--- WORK TASK ---
Examine the entries and show every line in which the word "wall" is found.

--- Stored data ---

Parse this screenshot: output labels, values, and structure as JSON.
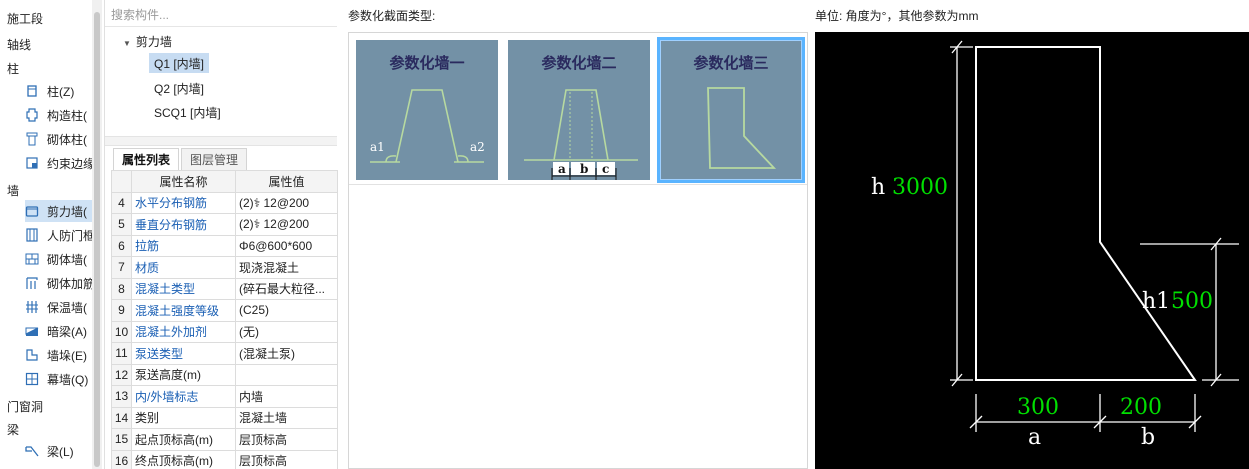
{
  "nav": {
    "categories": {
      "construction_stage": "施工段",
      "axis": "轴线",
      "column": "柱",
      "wall": "墙",
      "door_window": "门窗洞",
      "beam": "梁"
    },
    "items": [
      {
        "label": "柱(Z)",
        "icon": "column-icon"
      },
      {
        "label": "构造柱(",
        "icon": "structural-column-icon"
      },
      {
        "label": "砌体柱(",
        "icon": "masonry-column-icon"
      },
      {
        "label": "约束边缘",
        "icon": "boundary-element-icon"
      },
      {
        "label": "剪力墙(",
        "icon": "shear-wall-icon"
      },
      {
        "label": "人防门框",
        "icon": "civil-defense-door-icon"
      },
      {
        "label": "砌体墙(",
        "icon": "masonry-wall-icon"
      },
      {
        "label": "砌体加筋",
        "icon": "masonry-reinforcement-icon"
      },
      {
        "label": "保温墙(",
        "icon": "insulation-wall-icon"
      },
      {
        "label": "暗梁(A)",
        "icon": "concealed-beam-icon"
      },
      {
        "label": "墙垛(E)",
        "icon": "wall-pier-icon"
      },
      {
        "label": "幕墙(Q)",
        "icon": "curtain-wall-icon"
      },
      {
        "label": "梁(L)",
        "icon": "beam-icon"
      }
    ]
  },
  "component_tree": {
    "search_placeholder": "搜索构件...",
    "group": "剪力墙",
    "items": [
      "Q1 [内墙]",
      "Q2 [内墙]",
      "SCQ1 [内墙]"
    ]
  },
  "tabs": [
    "属性列表",
    "图层管理"
  ],
  "properties": {
    "headers": [
      "属性名称",
      "属性值"
    ],
    "rows": [
      {
        "no": "4",
        "name": "水平分布钢筋",
        "value": "(2)⚕ 12@200"
      },
      {
        "no": "5",
        "name": "垂直分布钢筋",
        "value": "(2)⚕ 12@200"
      },
      {
        "no": "6",
        "name": "拉筋",
        "value": "Φ6@600*600"
      },
      {
        "no": "7",
        "name": "材质",
        "value": "现浇混凝土"
      },
      {
        "no": "8",
        "name": "混凝土类型",
        "value": "(碎石最大粒径..."
      },
      {
        "no": "9",
        "name": "混凝土强度等级",
        "value": "(C25)"
      },
      {
        "no": "10",
        "name": "混凝土外加剂",
        "value": "(无)"
      },
      {
        "no": "11",
        "name": "泵送类型",
        "value": "(混凝土泵)"
      },
      {
        "no": "12",
        "name": "泵送高度(m)",
        "value": ""
      },
      {
        "no": "13",
        "name": "内/外墙标志",
        "value": "内墙"
      },
      {
        "no": "14",
        "name": "类别",
        "value": "混凝土墙"
      },
      {
        "no": "15",
        "name": "起点顶标高(m)",
        "value": "层顶标高"
      },
      {
        "no": "16",
        "name": "终点顶标高(m)",
        "value": "层顶标高"
      }
    ]
  },
  "dialog": {
    "section_label": "参数化截面类型:",
    "units_label": "单位:  角度为°，其他参数为mm",
    "cards": [
      {
        "title": "参数化墙一",
        "labels": [
          "a1",
          "a2"
        ]
      },
      {
        "title": "参数化墙二",
        "labels": [
          "a",
          "b",
          "c"
        ]
      },
      {
        "title": "参数化墙三",
        "labels": []
      }
    ],
    "selected_card": 2
  },
  "preview": {
    "h_label": "h",
    "h_value": "3000",
    "h1_label": "h1",
    "h1_value": "500",
    "a_label": "a",
    "a_value": "300",
    "b_label": "b",
    "b_value": "200",
    "colors": {
      "line": "#ffffff",
      "value": "#00e000",
      "background": "#000000"
    }
  }
}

--- THE COMPLETED TASK ---
      "wall": "墙",
        "icon": "shear-wall-icon"
        "icon": "masonry-wall-icon"
        "icon": "insulation-wall-icon"
        "icon": "wall-pier-icon"
        "icon": "curtain-wall-icon"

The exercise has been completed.